Figure 1 also shows an alternative view of the forest that takes into account the fact that trees grow and increase in volume on a continuous basis. In Southampton County, total volume increased from 401.3 million cubic feet in 2005 to 545.6 million cubic feet in 2013, a gain of 36 percent. This increase is one of two accepted measures of sustainability in forestry. It indicates that supply is more abundant and that forested acres are more productive today than they were in 2005.

Annual Growth and Removals

The second accepted measure of sustainability in forestry is a comparison of annual growth to annual harvest volumes. Figure 2 shows both growth and harvests in Southampton County.


As this graph details, since 2005, harvest volumes have never exceeded forest growth in a year. In fact, we can pinpoint the years 2008-2013 as the origin of the significant increase in volume in the same period (Figure 1), as growth was far above harvest volumes. Figure 2 also indicates that an additional 11.8 million cubic feet of timber could have been harvested in 2013 without any negative effect on forest resources.

Growth-to-Removals Ratios

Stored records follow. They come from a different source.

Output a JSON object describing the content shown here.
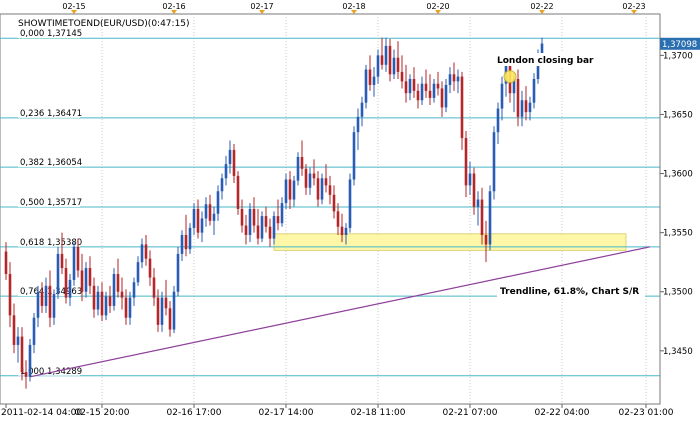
{
  "header": {
    "symbol_title": "SHOWTIMETOEND(EUR/USD)(0:47:15)"
  },
  "top_axis": {
    "labels": [
      "02-15",
      "02-16",
      "02-17",
      "02-18",
      "02-20",
      "02-22",
      "02-23"
    ]
  },
  "colors": {
    "up_candle": "#2a5cb3",
    "down_candle": "#b3262a",
    "fib_line": "#48b8c8",
    "trendline": "#8e3f9a",
    "zone_fill": "#fff7a8",
    "price_tag": "#2a6fb0",
    "marker": "#f0a020"
  },
  "annotations": {
    "london": "London closing bar",
    "trendline": "Trendline, 61.8%, Chart S/R"
  },
  "chart_data": {
    "type": "candlestick",
    "title": "SHOWTIMETOEND(EUR/USD)(0:47:15)",
    "ylim": [
      1.3405,
      1.3735
    ],
    "y_ticks": [
      1.345,
      1.35,
      1.355,
      1.36,
      1.365,
      1.37
    ],
    "y_tick_labels": [
      "1,3450",
      "1,3500",
      "1,3550",
      "1,3600",
      "1,3650",
      "1,3700"
    ],
    "x_ticks": [
      {
        "pos": 0,
        "label": "2011-02-14 04:00"
      },
      {
        "pos": 24,
        "label": "02-15 20:00"
      },
      {
        "pos": 47,
        "label": "02-16 17:00"
      },
      {
        "pos": 70,
        "label": "02-17 14:00"
      },
      {
        "pos": 93,
        "label": "02-18 11:00"
      },
      {
        "pos": 116,
        "label": "02-21 07:00"
      },
      {
        "pos": 139,
        "label": "02-22 04:00"
      },
      {
        "pos": 160,
        "label": "02-23 01:00"
      }
    ],
    "current_price": {
      "value": 1.37098,
      "label": "1,37098"
    },
    "fib_levels": [
      {
        "ratio": "0,000",
        "price": 1.37145,
        "label": "1,37145"
      },
      {
        "ratio": "0,236",
        "price": 1.36471,
        "label": "1,36471"
      },
      {
        "ratio": "0,382",
        "price": 1.36054,
        "label": "1,36054"
      },
      {
        "ratio": "0,500",
        "price": 1.35717,
        "label": "1,35717"
      },
      {
        "ratio": "0,618",
        "price": 1.3538,
        "label": "1,35380"
      },
      {
        "ratio": "0,764",
        "price": 1.34963,
        "label": "1,34963"
      },
      {
        "ratio": "1,000",
        "price": 1.34289,
        "label": "1,34289"
      }
    ],
    "trendline": {
      "from": {
        "pos": 6,
        "price": 1.3428
      },
      "to": {
        "pos": 161,
        "price": 1.3538
      }
    },
    "support_zone": {
      "from_pos": 67,
      "to_pos": 155,
      "low": 1.3535,
      "high": 1.3549
    },
    "london_marker": {
      "pos": 126,
      "price": 1.3682
    },
    "candles": [
      [
        1.3534,
        1.3542,
        1.351,
        1.3515
      ],
      [
        1.3515,
        1.3525,
        1.347,
        1.348
      ],
      [
        1.348,
        1.349,
        1.3448,
        1.3455
      ],
      [
        1.3455,
        1.347,
        1.344,
        1.3462
      ],
      [
        1.3462,
        1.347,
        1.3425,
        1.3432
      ],
      [
        1.3432,
        1.3442,
        1.3418,
        1.3428
      ],
      [
        1.3428,
        1.346,
        1.3424,
        1.3455
      ],
      [
        1.3455,
        1.3482,
        1.3448,
        1.3478
      ],
      [
        1.3478,
        1.3505,
        1.347,
        1.35
      ],
      [
        1.35,
        1.3508,
        1.3482,
        1.3488
      ],
      [
        1.3488,
        1.3512,
        1.3482,
        1.3505
      ],
      [
        1.3505,
        1.3518,
        1.347,
        1.3478
      ],
      [
        1.3478,
        1.3502,
        1.3472,
        1.3498
      ],
      [
        1.3498,
        1.3538,
        1.3494,
        1.3532
      ],
      [
        1.3532,
        1.355,
        1.3515,
        1.352
      ],
      [
        1.352,
        1.3528,
        1.349,
        1.3495
      ],
      [
        1.3495,
        1.3515,
        1.3488,
        1.351
      ],
      [
        1.351,
        1.3542,
        1.3505,
        1.3538
      ],
      [
        1.3538,
        1.3545,
        1.3512,
        1.3518
      ],
      [
        1.3518,
        1.3532,
        1.3492,
        1.35
      ],
      [
        1.35,
        1.3525,
        1.3495,
        1.352
      ],
      [
        1.352,
        1.353,
        1.3498,
        1.3505
      ],
      [
        1.3505,
        1.3512,
        1.3478,
        1.3485
      ],
      [
        1.3485,
        1.3505,
        1.348,
        1.35
      ],
      [
        1.35,
        1.3508,
        1.3475,
        1.348
      ],
      [
        1.348,
        1.35,
        1.3476,
        1.3496
      ],
      [
        1.3496,
        1.3505,
        1.3482,
        1.3488
      ],
      [
        1.3488,
        1.352,
        1.3484,
        1.3515
      ],
      [
        1.3515,
        1.3528,
        1.3495,
        1.35
      ],
      [
        1.35,
        1.3512,
        1.3485,
        1.3495
      ],
      [
        1.3495,
        1.3502,
        1.3472,
        1.3478
      ],
      [
        1.3478,
        1.35,
        1.3472,
        1.3495
      ],
      [
        1.3495,
        1.3512,
        1.3488,
        1.3508
      ],
      [
        1.3508,
        1.353,
        1.3505,
        1.3525
      ],
      [
        1.3525,
        1.3545,
        1.352,
        1.354
      ],
      [
        1.354,
        1.3548,
        1.3522,
        1.3528
      ],
      [
        1.3528,
        1.3535,
        1.3505,
        1.3512
      ],
      [
        1.3512,
        1.352,
        1.3488,
        1.3495
      ],
      [
        1.3495,
        1.3502,
        1.3466,
        1.3472
      ],
      [
        1.3472,
        1.35,
        1.3466,
        1.3495
      ],
      [
        1.3495,
        1.351,
        1.348,
        1.3486
      ],
      [
        1.3486,
        1.3492,
        1.3462,
        1.3468
      ],
      [
        1.3468,
        1.3505,
        1.3465,
        1.35
      ],
      [
        1.35,
        1.3538,
        1.3496,
        1.3532
      ],
      [
        1.3532,
        1.3552,
        1.3526,
        1.3548
      ],
      [
        1.3548,
        1.3565,
        1.353,
        1.3536
      ],
      [
        1.3536,
        1.3558,
        1.3532,
        1.3554
      ],
      [
        1.3554,
        1.3575,
        1.3548,
        1.357
      ],
      [
        1.357,
        1.3578,
        1.3545,
        1.355
      ],
      [
        1.355,
        1.3568,
        1.3542,
        1.3562
      ],
      [
        1.3562,
        1.358,
        1.3555,
        1.3574
      ],
      [
        1.3574,
        1.3582,
        1.3556,
        1.356
      ],
      [
        1.356,
        1.3572,
        1.3548,
        1.3566
      ],
      [
        1.3566,
        1.359,
        1.356,
        1.3585
      ],
      [
        1.3585,
        1.36,
        1.3578,
        1.3596
      ],
      [
        1.3596,
        1.3615,
        1.359,
        1.3608
      ],
      [
        1.3608,
        1.3628,
        1.36,
        1.362
      ],
      [
        1.362,
        1.3625,
        1.3592,
        1.3598
      ],
      [
        1.3598,
        1.3602,
        1.3565,
        1.357
      ],
      [
        1.357,
        1.3578,
        1.355,
        1.3556
      ],
      [
        1.3556,
        1.3565,
        1.354,
        1.3548
      ],
      [
        1.3548,
        1.3575,
        1.3542,
        1.357
      ],
      [
        1.357,
        1.358,
        1.355,
        1.3556
      ],
      [
        1.3556,
        1.357,
        1.354,
        1.3545
      ],
      [
        1.3545,
        1.3568,
        1.3542,
        1.3564
      ],
      [
        1.3564,
        1.3572,
        1.355,
        1.3555
      ],
      [
        1.3555,
        1.3562,
        1.3538,
        1.3545
      ],
      [
        1.3545,
        1.3568,
        1.354,
        1.3564
      ],
      [
        1.3564,
        1.3578,
        1.3552,
        1.3558
      ],
      [
        1.3558,
        1.358,
        1.3555,
        1.3575
      ],
      [
        1.3575,
        1.36,
        1.357,
        1.3595
      ],
      [
        1.3595,
        1.3602,
        1.357,
        1.3578
      ],
      [
        1.3578,
        1.3598,
        1.3572,
        1.3594
      ],
      [
        1.3594,
        1.3618,
        1.359,
        1.3614
      ],
      [
        1.3614,
        1.3628,
        1.3598,
        1.3604
      ],
      [
        1.3604,
        1.3608,
        1.3582,
        1.3588
      ],
      [
        1.3588,
        1.3605,
        1.3582,
        1.36
      ],
      [
        1.36,
        1.3612,
        1.359,
        1.3596
      ],
      [
        1.3596,
        1.3602,
        1.3572,
        1.3578
      ],
      [
        1.3578,
        1.36,
        1.3574,
        1.3596
      ],
      [
        1.3596,
        1.3608,
        1.3584,
        1.359
      ],
      [
        1.359,
        1.3598,
        1.3574,
        1.3582
      ],
      [
        1.3582,
        1.359,
        1.3562,
        1.3568
      ],
      [
        1.3568,
        1.3575,
        1.3548,
        1.3555
      ],
      [
        1.3555,
        1.3566,
        1.3542,
        1.3548
      ],
      [
        1.3548,
        1.3558,
        1.354,
        1.3554
      ],
      [
        1.3554,
        1.36,
        1.355,
        1.3595
      ],
      [
        1.3595,
        1.364,
        1.359,
        1.3635
      ],
      [
        1.3635,
        1.3655,
        1.362,
        1.3648
      ],
      [
        1.3648,
        1.3665,
        1.364,
        1.366
      ],
      [
        1.366,
        1.3692,
        1.3655,
        1.3688
      ],
      [
        1.3688,
        1.37,
        1.367,
        1.3675
      ],
      [
        1.3675,
        1.369,
        1.3665,
        1.3682
      ],
      [
        1.3682,
        1.3705,
        1.3676,
        1.37
      ],
      [
        1.37,
        1.3715,
        1.3688,
        1.3692
      ],
      [
        1.3692,
        1.3715,
        1.3686,
        1.3708
      ],
      [
        1.3708,
        1.3714,
        1.3678,
        1.3684
      ],
      [
        1.3684,
        1.3705,
        1.368,
        1.3698
      ],
      [
        1.3698,
        1.3712,
        1.368,
        1.3686
      ],
      [
        1.3686,
        1.37,
        1.3672,
        1.3678
      ],
      [
        1.3678,
        1.3692,
        1.366,
        1.3668
      ],
      [
        1.3668,
        1.3684,
        1.3662,
        1.368
      ],
      [
        1.368,
        1.369,
        1.3664,
        1.367
      ],
      [
        1.367,
        1.3676,
        1.3655,
        1.3662
      ],
      [
        1.3662,
        1.3682,
        1.3658,
        1.3676
      ],
      [
        1.3676,
        1.3688,
        1.3664,
        1.367
      ],
      [
        1.367,
        1.3684,
        1.3658,
        1.3664
      ],
      [
        1.3664,
        1.368,
        1.366,
        1.3676
      ],
      [
        1.3676,
        1.3686,
        1.3666,
        1.3672
      ],
      [
        1.3672,
        1.3678,
        1.3648,
        1.3656
      ],
      [
        1.3656,
        1.368,
        1.3652,
        1.3675
      ],
      [
        1.3675,
        1.369,
        1.3668,
        1.3684
      ],
      [
        1.3684,
        1.3694,
        1.367,
        1.3678
      ],
      [
        1.3678,
        1.3688,
        1.3668,
        1.3682
      ],
      [
        1.3682,
        1.3686,
        1.362,
        1.363
      ],
      [
        1.363,
        1.3636,
        1.358,
        1.359
      ],
      [
        1.359,
        1.361,
        1.3582,
        1.36
      ],
      [
        1.36,
        1.3605,
        1.3565,
        1.3572
      ],
      [
        1.3572,
        1.3585,
        1.3556,
        1.3578
      ],
      [
        1.3578,
        1.3588,
        1.354,
        1.3548
      ],
      [
        1.3548,
        1.356,
        1.3525,
        1.354
      ],
      [
        1.354,
        1.359,
        1.3535,
        1.3585
      ],
      [
        1.3585,
        1.364,
        1.3578,
        1.3635
      ],
      [
        1.3635,
        1.366,
        1.3625,
        1.3655
      ],
      [
        1.3655,
        1.3682,
        1.3645,
        1.3676
      ],
      [
        1.3676,
        1.37,
        1.3665,
        1.3692
      ],
      [
        1.3692,
        1.3698,
        1.366,
        1.3668
      ],
      [
        1.3668,
        1.3685,
        1.3652,
        1.368
      ],
      [
        1.368,
        1.3688,
        1.364,
        1.3648
      ],
      [
        1.3648,
        1.367,
        1.364,
        1.3662
      ],
      [
        1.3662,
        1.3674,
        1.3645,
        1.3652
      ],
      [
        1.3652,
        1.3665,
        1.3645,
        1.366
      ],
      [
        1.366,
        1.3685,
        1.3655,
        1.368
      ],
      [
        1.368,
        1.3705,
        1.3676,
        1.37
      ],
      [
        1.37,
        1.3715,
        1.3692,
        1.371
      ]
    ]
  }
}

Another way to look at this is by calculating the “growth-to-removals ratio.” Figure 3 shows the actual growth-to-removals ratios for Southampton County from 2005-2013. A ratio of 1.0 indicates supply and demand are in balance; a ratio of less than 1.0 means that demand is outpacing supply and that harvest volumes are not sustainable in the long term; a ratio greater than 1.0 means that the current level of demand is sustainable, since growth of the supply base is higher than demand. As this chart details, even when demand was at its highest (2005), consumption of wood in Southampton County was sustainable.


Relationship between Acres, Price and Harvest Volumes

By comparing the number of forested acres and harvest volumes, we can gain insight into future sustainability as well (Figure 4). Landowners plant (and replant) trees when the price of timber is high enough that doing so is profitable to them. As Figure 4 shows, when the housing market—and therefore the sawtimber market—was strong (2005), the number of timberland acres was also high. As the housing market collapsed, however, timber prices dropped and so did the number of timberland acres. Now that the housing market has begun to climb and timber prices have begun to recover, we have seen a reversal in the trend of declining timberland acres.


What effect has the industrial wood pellet industry really had on timber markets and timberland in Southampton County? It is too early to answer that question definitively, as FIA data for 2014 is not yet available. Timberland acres in the county declined prior to the arrival of new entrants, however, because in the absence of an economic environment where trees have value, timberland acres will decline and be converted to real estate or some other type of crop. And when trees are in demand and have higher values, landowners make the decision to invest by replanting or regenerating and/or converting other unproductive or unprofitable lands to forests. This economic incentive will produce additional forested acres. Given this fact, the presence of an industrial wood pellet manufacturer—or any other wood consumer—is more likely to be a benefit to forests in Southampton County.

Misinformation about forest resources—like that contained in Lind’s article—harms both local timber growers and consumers. Moreover, such distortions do a disservice to the rural communities—like those in Southampton County—that rely on forests and forest products industries for continued economic opportunity.

The Industrial Wood Pellet Manufacturer's Guide to UK Biomass Sustainability Policies